=== DATASET RECORDS ===
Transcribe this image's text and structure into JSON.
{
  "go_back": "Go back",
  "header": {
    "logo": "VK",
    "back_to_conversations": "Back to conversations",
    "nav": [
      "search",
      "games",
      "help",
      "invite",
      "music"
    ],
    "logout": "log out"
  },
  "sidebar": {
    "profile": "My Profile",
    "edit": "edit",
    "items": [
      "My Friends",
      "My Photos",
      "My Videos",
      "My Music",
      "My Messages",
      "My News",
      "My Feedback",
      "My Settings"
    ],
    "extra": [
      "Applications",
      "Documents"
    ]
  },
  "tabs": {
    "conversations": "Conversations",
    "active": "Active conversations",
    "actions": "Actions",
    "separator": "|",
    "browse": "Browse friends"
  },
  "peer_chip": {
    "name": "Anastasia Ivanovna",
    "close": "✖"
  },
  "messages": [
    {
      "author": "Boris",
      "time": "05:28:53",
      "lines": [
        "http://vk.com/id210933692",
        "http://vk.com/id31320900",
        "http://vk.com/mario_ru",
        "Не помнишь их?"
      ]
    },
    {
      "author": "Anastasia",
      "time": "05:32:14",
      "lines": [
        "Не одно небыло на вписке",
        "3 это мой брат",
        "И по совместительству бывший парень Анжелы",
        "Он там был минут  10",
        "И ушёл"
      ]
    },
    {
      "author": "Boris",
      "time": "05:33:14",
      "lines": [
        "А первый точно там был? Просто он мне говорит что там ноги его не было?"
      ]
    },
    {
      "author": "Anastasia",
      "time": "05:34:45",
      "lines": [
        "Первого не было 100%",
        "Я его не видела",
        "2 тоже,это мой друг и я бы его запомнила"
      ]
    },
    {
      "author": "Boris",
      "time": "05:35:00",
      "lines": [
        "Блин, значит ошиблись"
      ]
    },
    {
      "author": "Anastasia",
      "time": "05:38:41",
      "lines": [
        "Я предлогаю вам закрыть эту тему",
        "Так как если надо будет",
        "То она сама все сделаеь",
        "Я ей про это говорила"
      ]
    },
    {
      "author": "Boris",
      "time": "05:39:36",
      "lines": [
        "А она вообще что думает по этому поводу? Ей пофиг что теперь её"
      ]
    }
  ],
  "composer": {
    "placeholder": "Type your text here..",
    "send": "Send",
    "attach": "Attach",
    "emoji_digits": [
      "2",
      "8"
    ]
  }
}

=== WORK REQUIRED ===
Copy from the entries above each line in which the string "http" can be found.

=== ANSWER FOR THE TASK ===
        "http://vk.com/id210933692",
        "http://vk.com/id31320900",
        "http://vk.com/mario_ru",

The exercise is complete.